  • The December–February worldwide land surface temperature was 1.06°F (0.59°C) above the 20th century average, the 20th warmest such period on record. The margin of error is ±0.38°F (0.21°C). The global ocean surface temperature for the same period was 0.59°F (0.33°C) above the 20th century average and 15th warmest such period on record. The margin of error is ±0.07°F (0.04°C). Warmer-than-normal temperatures were observed across most of North America, most of northern Europe and Asia, and southern South America. Cooler-than-normal temperatures were felt across western and central Alaska, far eastern Russia, the Middle East, central and eastern mainland Asia, the southern half of Australia, and northwestern Africa.

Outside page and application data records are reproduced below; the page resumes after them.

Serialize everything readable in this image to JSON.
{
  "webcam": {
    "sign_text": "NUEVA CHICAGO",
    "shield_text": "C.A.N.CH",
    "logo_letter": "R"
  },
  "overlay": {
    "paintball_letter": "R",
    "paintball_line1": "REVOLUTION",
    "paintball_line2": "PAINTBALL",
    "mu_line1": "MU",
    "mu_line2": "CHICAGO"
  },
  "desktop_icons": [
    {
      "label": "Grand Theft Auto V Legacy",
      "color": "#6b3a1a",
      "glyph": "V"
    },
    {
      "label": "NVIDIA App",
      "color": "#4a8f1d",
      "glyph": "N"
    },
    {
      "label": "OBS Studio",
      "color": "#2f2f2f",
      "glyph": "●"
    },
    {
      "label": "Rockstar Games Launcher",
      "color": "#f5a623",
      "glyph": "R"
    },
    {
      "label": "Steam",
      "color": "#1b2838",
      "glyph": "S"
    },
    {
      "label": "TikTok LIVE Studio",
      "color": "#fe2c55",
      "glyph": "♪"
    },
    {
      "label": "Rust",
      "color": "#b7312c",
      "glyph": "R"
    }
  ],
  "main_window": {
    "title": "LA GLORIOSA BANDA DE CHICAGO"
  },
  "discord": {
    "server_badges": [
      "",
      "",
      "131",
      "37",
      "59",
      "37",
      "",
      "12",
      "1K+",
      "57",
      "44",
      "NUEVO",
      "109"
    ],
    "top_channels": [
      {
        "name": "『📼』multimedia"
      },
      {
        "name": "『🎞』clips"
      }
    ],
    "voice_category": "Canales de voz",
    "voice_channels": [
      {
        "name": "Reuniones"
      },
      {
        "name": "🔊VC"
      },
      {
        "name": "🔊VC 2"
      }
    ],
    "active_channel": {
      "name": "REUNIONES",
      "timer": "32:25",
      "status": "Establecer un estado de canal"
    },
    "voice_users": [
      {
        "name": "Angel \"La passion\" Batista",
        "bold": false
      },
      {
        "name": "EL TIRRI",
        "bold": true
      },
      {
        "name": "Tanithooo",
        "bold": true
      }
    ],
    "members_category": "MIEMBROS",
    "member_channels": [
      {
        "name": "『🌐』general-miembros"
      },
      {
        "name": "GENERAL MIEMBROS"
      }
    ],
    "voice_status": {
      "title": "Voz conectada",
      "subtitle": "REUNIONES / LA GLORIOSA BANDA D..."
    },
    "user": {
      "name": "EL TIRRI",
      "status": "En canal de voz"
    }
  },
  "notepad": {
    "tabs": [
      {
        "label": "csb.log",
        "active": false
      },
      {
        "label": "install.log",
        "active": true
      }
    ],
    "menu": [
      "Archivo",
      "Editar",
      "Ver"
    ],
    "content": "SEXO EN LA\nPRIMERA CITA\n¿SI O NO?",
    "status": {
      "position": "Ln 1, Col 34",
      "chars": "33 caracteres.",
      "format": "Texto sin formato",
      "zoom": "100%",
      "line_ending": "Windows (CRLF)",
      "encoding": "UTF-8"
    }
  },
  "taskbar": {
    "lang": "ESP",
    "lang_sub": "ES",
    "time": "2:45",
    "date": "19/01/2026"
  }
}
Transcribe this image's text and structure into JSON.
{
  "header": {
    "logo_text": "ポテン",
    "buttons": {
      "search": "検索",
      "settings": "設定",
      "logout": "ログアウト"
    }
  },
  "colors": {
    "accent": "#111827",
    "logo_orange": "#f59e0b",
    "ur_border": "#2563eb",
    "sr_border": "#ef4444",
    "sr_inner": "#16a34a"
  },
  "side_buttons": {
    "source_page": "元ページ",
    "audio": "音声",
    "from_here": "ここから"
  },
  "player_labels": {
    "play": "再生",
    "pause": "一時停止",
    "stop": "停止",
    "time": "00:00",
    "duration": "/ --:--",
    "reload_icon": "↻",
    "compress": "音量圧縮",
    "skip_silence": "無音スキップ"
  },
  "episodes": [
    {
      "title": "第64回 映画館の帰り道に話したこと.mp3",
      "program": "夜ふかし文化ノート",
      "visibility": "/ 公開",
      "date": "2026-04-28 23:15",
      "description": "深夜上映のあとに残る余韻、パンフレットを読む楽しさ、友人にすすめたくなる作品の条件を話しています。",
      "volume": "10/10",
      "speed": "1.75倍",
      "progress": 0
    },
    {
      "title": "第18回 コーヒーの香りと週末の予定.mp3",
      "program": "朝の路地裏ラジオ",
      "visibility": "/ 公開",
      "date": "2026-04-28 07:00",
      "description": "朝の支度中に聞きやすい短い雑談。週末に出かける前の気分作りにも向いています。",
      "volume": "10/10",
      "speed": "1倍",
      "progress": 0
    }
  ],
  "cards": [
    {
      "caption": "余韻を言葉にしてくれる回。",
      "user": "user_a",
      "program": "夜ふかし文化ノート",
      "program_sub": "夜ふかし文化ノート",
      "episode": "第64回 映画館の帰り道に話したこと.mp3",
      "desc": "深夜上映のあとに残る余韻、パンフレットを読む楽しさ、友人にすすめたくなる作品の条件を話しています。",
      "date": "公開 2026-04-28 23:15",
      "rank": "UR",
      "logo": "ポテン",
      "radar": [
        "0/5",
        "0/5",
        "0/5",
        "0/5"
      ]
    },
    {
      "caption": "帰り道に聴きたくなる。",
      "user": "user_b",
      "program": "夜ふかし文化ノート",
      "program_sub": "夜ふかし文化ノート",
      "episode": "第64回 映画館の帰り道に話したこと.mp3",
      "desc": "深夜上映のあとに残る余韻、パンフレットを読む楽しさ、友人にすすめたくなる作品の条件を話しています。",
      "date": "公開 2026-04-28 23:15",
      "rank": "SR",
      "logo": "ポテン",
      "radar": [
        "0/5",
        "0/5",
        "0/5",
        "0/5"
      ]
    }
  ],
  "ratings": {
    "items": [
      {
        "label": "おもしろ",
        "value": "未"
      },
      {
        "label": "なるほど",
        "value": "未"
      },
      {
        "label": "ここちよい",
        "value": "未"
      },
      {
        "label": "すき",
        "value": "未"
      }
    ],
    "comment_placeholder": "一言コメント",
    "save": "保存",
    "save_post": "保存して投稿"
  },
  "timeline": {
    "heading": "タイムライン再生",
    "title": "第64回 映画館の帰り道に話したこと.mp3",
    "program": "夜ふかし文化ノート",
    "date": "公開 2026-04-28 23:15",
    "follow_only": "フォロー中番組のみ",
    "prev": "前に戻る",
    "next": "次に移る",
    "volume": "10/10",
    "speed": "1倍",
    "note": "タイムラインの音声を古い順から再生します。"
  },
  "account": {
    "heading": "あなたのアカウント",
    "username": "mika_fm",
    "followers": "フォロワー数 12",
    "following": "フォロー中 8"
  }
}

Global temperature highlights: Year to date

  • The combined global land and ocean average surface temperature for the January–February period was 0.67°F (0.37°C) above the 20th century average of 53.8°F (12.1°C), making it the 20th warmest such period in the 133-year period of record. The margin of error is ±0.18°F (0.10°C).
  • The January–February worldwide land surface temperature was 0.77°F (0.43°C) above the 20th century average, the 33rd warmest such period on record. The margin of error is ±0.47°F (0.26°C). The global ocean surface temperature for the year to date was 0.61°F (0.34°C) above the 20th century average and was the 14th warmest such period on record. The margin of error is ±0.07°F (0.04°C).
  • La Niña continued to weaken during February. According to NOAA's Climate Prediction Center, La Niña is expected to dissipate by the end of April.

Polar sea ice and precipitation highlights

  • February 2012 Northern Hemisphere Sea Ice Extent
    February 2012 Southern Hemisphere Sea Ice Extent
    Arctic and Antarctic sea ice extent, from the Feb. 2012 Global Snow & Ice Report
    The average Arctic sea ice extent during February was 6.9 percent below average, ranking as the fifth lowest February extent since satellite records began in 1979. The five lowest February Arctic ice extents have occurred in the last seven years. February 2012 is the 14th consecutive February and the 129th consecutive month with below-average Arctic sea ice extent.
  • On the opposite pole, the Antarctic sea ice extent during February was 20.3 percent above average, the fifth highest on record.
  • The Northern Hemisphere snow cover extent for February was the eighth highest monthly extent in the 46-year period of record. The North American snow cover extent was the 16th lowest February extent on record, while the Eurasian snow cover was the third highest February. The Eurasian February snow cover of 12.0 million square miles (31.2 million square km) was also the fifth highest snow cover extent for the continent among all months on record.
  • The snow cover extent for the Northern Hemisphere during the winter (December-February) was the 14th highest on record. The North American winter snow cover extent was the fourth lowest, partially driven by low snow totals across the contiguous United States. The Eurasian winter snow cover extent was fourth highest on record, due to the heavy snowfall observed across central and eastern Europe during January and February.
  • Precipitation was variable across the globe during February. Dryness prevailed across much of Western Europe, with France reporting its driest February since 1959, Spain since 2000, and England since 1998. Rainfall was much heavier than average in southeastern Australia, with major flooding occurring in Queensland, New South Wales, and Victoria. This rainfall was associated in part with La Niña.

Included in this report: NOAA is now making it easier to find information about margins of error associated with its global temperature calculations. NCDC previously displayed this information in certain graphics associated with the report, but it will now publish these ranges in the form of .plus or minus. values associated with each monthly temperature calculation. These values are calculated using techniques published in peer-reviewed scientific literature.